My biggest concern is his age at the moment, a bigger rider should never ever be riding a young horse, they need to be at their full strength before being asked to carry the heavier loads.
Next it is a question that I have been asking for a while, everyone says that Arabs are good weight carriers, being short of back and good solid bone, but then they keep quoting the same 20% as everyone quotes for any other breed, which I find very confusing.
Now a couple of people who have only seen her online have met her recently and have been shocked how solid she look when you actually meet her. I'm losing weight at the moment with the aim of being able to ride her, and my first target is 250 pounds, at that I would get on her and walk her around, but I would like to get to 225 before I ramp it up a bit, but that will all depend on how she does.
That's why I said to give him time over the next couple of years to build up to carrying a heavier load. The OP is not riding the 3 y.o., and is having a trainer ride him and train him. If the trainer is worth his salt, he ought to be light enough in the saddle that the horse doesn't suffer any damage from carrying him.

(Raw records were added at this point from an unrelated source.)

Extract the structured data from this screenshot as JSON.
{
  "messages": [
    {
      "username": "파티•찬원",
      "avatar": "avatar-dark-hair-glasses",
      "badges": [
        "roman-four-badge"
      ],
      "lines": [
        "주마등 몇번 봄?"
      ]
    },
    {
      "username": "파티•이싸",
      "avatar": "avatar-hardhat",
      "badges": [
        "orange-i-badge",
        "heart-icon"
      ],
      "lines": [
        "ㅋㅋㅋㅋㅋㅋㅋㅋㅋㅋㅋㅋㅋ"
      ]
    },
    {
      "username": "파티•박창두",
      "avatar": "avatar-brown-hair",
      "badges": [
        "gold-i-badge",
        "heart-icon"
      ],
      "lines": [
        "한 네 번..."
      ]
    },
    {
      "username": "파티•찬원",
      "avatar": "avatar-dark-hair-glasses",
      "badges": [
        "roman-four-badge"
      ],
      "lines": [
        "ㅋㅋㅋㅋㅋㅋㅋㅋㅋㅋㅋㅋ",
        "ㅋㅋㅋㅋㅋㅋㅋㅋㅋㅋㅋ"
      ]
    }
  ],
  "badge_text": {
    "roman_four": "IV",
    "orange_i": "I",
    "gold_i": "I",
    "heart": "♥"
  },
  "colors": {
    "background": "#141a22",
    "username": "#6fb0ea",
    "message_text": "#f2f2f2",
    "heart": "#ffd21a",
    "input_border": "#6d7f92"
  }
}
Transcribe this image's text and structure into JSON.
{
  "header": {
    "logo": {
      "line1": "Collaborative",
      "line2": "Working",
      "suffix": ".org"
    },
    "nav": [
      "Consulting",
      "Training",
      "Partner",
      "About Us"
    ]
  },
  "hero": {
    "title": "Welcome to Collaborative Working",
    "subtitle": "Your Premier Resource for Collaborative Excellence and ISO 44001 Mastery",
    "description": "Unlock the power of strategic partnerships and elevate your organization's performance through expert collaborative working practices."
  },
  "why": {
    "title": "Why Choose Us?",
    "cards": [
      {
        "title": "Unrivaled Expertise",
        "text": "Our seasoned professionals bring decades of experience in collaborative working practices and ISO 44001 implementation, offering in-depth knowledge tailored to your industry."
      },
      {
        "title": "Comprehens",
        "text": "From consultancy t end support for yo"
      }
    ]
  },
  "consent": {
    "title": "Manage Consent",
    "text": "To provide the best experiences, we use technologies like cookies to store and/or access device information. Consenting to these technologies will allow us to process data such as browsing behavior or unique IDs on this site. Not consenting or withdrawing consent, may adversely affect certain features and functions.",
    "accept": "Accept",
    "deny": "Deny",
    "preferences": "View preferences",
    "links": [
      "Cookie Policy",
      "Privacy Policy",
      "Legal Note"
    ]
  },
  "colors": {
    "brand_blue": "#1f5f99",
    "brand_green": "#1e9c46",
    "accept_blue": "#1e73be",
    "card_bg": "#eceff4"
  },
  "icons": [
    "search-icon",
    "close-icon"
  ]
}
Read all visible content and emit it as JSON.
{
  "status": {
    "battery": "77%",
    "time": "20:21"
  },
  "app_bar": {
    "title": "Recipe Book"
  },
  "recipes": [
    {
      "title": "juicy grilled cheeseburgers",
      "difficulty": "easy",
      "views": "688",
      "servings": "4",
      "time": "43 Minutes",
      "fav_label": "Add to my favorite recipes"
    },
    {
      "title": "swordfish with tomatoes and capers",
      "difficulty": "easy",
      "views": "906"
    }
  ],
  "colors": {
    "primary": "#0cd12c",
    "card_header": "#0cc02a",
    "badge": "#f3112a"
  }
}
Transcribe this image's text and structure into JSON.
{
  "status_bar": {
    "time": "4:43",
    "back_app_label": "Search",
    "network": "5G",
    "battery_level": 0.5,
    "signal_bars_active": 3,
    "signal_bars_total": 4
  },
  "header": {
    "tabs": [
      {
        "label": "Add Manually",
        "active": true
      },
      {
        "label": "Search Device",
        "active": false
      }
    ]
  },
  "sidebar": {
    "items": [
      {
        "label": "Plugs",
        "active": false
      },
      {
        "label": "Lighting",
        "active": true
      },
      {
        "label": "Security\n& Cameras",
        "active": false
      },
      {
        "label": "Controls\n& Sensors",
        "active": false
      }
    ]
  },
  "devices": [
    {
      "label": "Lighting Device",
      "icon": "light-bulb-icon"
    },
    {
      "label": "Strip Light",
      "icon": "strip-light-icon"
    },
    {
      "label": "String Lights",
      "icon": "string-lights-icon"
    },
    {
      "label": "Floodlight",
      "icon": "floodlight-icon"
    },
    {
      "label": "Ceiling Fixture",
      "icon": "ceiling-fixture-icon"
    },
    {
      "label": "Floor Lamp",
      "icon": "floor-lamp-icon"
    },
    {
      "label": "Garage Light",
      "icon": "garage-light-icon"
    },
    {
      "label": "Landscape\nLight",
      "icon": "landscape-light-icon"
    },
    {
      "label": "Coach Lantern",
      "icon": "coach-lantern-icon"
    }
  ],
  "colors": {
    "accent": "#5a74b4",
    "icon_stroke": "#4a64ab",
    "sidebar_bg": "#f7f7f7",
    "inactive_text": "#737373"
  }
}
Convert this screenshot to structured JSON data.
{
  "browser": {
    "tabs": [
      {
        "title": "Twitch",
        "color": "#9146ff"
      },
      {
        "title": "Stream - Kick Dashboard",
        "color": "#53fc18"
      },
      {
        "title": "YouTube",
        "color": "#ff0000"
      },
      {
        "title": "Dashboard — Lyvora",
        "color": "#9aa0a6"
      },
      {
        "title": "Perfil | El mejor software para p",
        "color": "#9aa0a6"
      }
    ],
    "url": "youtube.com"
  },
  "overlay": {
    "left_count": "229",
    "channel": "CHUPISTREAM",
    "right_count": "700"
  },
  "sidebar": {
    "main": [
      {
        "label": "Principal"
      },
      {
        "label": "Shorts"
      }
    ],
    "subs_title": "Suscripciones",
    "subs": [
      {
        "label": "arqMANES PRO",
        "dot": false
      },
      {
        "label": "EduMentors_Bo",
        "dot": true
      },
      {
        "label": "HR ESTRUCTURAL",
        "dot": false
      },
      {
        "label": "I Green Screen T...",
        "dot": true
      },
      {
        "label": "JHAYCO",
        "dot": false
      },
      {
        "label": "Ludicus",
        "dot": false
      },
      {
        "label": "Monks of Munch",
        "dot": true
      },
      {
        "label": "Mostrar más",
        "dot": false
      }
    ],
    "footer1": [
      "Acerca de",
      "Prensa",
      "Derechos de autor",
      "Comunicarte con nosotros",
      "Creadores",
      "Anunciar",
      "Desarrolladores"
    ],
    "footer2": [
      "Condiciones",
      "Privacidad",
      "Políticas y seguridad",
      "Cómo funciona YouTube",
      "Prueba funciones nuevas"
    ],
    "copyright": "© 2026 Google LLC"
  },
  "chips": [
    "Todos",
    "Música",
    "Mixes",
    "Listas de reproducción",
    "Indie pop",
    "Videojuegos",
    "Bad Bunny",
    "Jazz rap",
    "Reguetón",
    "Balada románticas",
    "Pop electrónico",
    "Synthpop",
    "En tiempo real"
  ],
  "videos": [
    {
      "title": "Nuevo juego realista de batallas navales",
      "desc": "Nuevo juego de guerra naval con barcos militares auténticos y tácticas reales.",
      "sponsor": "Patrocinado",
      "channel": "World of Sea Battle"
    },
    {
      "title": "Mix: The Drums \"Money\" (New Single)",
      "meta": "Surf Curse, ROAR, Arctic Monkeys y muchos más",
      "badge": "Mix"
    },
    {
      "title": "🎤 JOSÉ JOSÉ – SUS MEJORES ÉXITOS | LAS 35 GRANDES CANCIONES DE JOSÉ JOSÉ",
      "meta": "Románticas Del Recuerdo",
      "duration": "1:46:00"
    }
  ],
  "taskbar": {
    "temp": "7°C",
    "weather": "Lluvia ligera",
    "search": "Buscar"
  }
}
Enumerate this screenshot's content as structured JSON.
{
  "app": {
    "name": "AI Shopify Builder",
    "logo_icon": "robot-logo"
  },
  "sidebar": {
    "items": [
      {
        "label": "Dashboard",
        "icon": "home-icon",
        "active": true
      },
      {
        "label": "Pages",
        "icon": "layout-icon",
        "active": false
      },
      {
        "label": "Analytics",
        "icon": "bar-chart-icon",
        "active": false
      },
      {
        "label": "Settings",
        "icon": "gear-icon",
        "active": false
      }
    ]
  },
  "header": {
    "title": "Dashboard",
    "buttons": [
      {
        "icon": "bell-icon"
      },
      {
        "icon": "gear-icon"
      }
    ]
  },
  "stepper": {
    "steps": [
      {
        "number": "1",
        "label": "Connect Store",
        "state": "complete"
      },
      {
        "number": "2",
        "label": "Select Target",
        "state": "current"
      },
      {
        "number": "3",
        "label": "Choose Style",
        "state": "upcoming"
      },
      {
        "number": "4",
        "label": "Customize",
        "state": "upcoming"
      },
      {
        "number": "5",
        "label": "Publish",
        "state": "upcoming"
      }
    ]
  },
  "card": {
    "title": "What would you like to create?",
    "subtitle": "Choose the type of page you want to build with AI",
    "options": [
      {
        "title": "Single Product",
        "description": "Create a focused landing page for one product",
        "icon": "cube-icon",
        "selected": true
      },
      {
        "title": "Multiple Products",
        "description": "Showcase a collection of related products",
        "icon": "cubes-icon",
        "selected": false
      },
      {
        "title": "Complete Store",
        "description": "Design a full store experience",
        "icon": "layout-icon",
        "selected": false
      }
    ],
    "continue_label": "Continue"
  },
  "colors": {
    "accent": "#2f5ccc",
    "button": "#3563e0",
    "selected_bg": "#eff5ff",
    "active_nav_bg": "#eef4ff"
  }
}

I don't know why people go for the 20% thing, I suppose that's optimum but I also think people are getting carried away with it. I think it was originally deemed for horses in hard work. Your average pleasure horse, especially here in the US, might get ridden 2 or 3 hours per week IF their owner is really active with them. I know many who don't ride except maybe an hour on a weekend, 2 if they go on a trail ride and that's mostly at a walk, maybe a little trotting tossed in for good measure. It's certainly not what I consider a work out.
I think there are differences for differences in ability too. I know people who weigh 150 lbs but have no muscle tone that I would not allow on my Arab's back. But his trainer was 6'9" and weighed 300 lbs and he never missed a step. His trainer could have been a quarterback but instead had one of the lightest seats and gentlest hands I've ever seen.
I don't like blanket statements and assumptions made over the internet when people don't know the horse or the rider involved. Too many things get said that can be hurtful and discouraging, as is demonstrated by the fact that the OP's first trainer was an oaf and now she's still questioning whether she should ride her own horse. That's not constructive to anyone.